In previous posts I’ve explored contemporary waymarkers and signage for north from Knighton, Gloucestershire and Selattyn on the Offa’s Dyke Path and cognate long-distance walkways. I’ve also considered ‘memorial’ cairns and feathers, ash-scattering and votive offerings as a further dimensions of the Offa’s Dyke path: for Trevor Rocks (see also here) and the Clwydian Range. Together with the heritage boards, art installations and monuments, as discussed (for example) at Sedbury Cliffs, Tidenham, Knighton, Nant Mill and Craignant. Together these traces and materials constitute the recent and contemporary material culture of this (originally at least) early medieval monument.
Amidst this range of modern features that make and commemorate Offa’s Dyke and the national trail, I’ve encountered some explicit memorials to individuals, notably the cairn with plaque and memorial bench on Panpunton Hill above Knighton. This post reports on a further fascinating instance on Herrock Hill in Herefordshire.
Herrock Hill is a striking and prominent landmark that marks a point where Offa’s Dyke fundamentally shifts its behaviour from running north-south to east-west. It is situated on common land just off the Offa’s Dyke path which omits it and takes a more direct course from Burfa to Kington. Still, it is situated on the line of the linear earthwork which enwraps the prominent hill, affording views to the south, west and north.
Exploring the Hill recently for the first time, I encountered at its summit three memorial plaques distributed in two locations. First there is a sizable cairn: akin to a walkers’ cairn, but in this instance clearly constructed with a memorial function in mind. In two different places there are small memorial plaques, seemingly to different, unrelated people adopting the spot as a place for ash-scattering and/or remembrance.
Close by is a distinctive and separate second memorial. This is a concrete plaque set flush with the ground surface.
Therefore, this beautiful hilltop has been the focus of at least three recent moments of memorialisation, with untold other more ephemeral acts of remembrance taking place to honour these individuals and others.

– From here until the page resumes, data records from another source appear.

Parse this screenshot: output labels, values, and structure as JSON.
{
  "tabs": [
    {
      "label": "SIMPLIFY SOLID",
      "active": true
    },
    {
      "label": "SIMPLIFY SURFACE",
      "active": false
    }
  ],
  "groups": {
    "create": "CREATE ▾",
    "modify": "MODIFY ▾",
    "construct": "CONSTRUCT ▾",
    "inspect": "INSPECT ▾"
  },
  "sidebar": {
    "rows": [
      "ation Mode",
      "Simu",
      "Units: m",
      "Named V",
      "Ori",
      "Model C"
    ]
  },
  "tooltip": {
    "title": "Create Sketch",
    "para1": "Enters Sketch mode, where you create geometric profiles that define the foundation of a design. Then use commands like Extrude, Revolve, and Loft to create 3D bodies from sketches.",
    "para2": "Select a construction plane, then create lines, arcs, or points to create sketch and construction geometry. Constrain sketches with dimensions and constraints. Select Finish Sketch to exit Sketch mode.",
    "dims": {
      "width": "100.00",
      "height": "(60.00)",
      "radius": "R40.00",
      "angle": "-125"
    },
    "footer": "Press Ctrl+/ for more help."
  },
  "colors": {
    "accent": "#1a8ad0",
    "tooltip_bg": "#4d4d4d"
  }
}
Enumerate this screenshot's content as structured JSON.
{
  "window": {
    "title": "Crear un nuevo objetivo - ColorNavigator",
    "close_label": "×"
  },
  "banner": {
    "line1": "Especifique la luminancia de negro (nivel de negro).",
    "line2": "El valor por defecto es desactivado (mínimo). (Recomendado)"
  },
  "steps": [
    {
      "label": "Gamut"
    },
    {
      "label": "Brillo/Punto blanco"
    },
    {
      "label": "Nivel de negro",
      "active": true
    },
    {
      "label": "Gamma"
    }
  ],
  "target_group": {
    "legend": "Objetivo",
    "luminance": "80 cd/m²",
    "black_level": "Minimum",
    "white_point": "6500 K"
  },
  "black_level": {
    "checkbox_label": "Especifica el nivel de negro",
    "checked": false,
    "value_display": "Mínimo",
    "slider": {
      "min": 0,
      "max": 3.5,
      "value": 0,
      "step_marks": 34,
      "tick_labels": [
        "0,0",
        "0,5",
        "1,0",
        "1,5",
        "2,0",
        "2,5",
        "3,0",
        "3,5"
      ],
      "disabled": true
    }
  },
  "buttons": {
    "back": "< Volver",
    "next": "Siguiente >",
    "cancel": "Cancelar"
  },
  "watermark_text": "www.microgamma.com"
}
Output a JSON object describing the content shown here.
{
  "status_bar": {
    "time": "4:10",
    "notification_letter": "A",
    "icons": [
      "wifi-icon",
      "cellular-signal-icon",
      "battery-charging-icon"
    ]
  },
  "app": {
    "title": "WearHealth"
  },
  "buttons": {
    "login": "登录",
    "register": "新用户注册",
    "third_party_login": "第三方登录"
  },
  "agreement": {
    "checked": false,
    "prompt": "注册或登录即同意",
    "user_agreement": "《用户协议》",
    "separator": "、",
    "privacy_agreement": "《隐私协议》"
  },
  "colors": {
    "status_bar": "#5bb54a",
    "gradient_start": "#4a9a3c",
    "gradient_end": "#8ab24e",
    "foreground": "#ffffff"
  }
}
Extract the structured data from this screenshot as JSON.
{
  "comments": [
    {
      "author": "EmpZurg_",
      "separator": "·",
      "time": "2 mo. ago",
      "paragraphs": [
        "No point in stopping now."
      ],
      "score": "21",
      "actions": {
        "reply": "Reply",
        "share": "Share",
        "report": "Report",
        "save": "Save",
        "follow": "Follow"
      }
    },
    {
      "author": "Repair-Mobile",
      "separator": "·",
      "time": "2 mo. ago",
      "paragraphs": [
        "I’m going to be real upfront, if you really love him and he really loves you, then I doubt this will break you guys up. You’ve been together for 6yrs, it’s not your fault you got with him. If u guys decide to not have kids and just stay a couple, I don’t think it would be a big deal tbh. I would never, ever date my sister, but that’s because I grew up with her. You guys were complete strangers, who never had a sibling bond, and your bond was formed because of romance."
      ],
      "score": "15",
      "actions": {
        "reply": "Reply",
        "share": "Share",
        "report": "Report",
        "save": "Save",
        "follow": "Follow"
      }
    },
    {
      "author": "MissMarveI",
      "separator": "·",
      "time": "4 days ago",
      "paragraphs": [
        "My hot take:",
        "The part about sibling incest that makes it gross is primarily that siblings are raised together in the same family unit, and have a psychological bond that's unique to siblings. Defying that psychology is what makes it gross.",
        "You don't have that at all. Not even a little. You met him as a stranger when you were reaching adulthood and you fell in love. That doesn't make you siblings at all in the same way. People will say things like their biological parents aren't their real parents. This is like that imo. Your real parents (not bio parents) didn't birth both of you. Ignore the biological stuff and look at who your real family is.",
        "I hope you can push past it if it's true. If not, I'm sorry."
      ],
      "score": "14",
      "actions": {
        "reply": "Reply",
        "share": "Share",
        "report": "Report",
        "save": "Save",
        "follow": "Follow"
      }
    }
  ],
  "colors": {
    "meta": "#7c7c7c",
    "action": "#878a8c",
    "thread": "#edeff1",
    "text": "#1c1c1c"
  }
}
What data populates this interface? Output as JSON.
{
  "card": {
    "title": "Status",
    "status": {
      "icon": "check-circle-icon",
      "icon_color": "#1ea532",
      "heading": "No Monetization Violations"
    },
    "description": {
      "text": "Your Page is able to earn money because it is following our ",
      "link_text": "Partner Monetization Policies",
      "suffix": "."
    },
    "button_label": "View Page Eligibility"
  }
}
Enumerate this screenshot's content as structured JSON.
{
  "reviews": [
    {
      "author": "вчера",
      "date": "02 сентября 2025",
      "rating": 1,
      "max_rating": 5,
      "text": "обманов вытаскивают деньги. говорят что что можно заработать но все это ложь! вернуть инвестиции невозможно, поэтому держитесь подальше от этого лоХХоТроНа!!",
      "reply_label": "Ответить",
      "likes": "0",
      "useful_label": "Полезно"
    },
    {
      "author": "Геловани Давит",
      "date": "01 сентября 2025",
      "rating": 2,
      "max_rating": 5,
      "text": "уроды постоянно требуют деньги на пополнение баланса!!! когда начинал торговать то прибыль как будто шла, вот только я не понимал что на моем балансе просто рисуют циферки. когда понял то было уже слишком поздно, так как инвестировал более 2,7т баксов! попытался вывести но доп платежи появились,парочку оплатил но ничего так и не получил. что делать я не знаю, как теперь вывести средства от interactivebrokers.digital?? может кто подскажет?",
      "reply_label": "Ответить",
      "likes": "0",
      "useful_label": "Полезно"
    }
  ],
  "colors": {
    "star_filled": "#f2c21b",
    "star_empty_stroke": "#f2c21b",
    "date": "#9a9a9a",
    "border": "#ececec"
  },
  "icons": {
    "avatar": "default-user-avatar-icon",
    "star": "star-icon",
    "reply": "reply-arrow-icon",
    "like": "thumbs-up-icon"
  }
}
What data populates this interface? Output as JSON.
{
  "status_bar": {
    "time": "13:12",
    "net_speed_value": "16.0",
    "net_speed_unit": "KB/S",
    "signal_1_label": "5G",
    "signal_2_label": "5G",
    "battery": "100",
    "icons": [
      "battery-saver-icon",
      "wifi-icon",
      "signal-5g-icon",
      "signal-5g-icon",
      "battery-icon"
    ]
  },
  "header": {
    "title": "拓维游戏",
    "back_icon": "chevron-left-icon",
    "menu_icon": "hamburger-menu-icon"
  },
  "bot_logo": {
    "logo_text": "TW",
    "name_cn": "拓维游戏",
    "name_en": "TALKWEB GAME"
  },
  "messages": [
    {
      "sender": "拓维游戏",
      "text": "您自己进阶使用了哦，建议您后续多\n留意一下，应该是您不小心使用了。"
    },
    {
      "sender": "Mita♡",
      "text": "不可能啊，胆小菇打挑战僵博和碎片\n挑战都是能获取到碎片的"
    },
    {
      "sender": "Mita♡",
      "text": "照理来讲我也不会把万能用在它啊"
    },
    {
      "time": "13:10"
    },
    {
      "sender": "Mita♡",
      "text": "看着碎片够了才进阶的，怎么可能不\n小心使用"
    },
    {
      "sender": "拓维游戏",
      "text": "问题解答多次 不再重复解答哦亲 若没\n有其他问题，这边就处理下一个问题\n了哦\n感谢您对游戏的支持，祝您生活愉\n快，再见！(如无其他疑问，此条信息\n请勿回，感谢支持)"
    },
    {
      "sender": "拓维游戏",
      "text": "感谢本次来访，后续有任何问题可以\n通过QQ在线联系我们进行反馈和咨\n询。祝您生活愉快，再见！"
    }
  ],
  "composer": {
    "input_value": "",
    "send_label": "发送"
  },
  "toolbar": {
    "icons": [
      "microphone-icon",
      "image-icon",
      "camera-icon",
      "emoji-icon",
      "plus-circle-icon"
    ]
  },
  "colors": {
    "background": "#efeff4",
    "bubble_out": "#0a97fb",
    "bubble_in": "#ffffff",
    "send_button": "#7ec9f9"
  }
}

While some archaeologists would claim recording such features is too recent and too intrusive to be considered appropriate archaeological research, I would disagree. These monuments are placed in public locations and constitute a fascinating aspect of our present-day environment. Furthermore, discussing such features affords us with greater awareness of the significances people today are giving to these open spaces, footpaths and trails. Furthermore, these features should not be ignored when considering the impact on the heritage management and conservation of the monument and its immediate environs, for while they are very small and modest in themselves, they constitute one dimension of modern use of the landscape. Furthermore, these memorials show starkly the contemporary connection between landscape and mortuary commemoration in which our entire landscape is a potential medium of mourning and remembrance.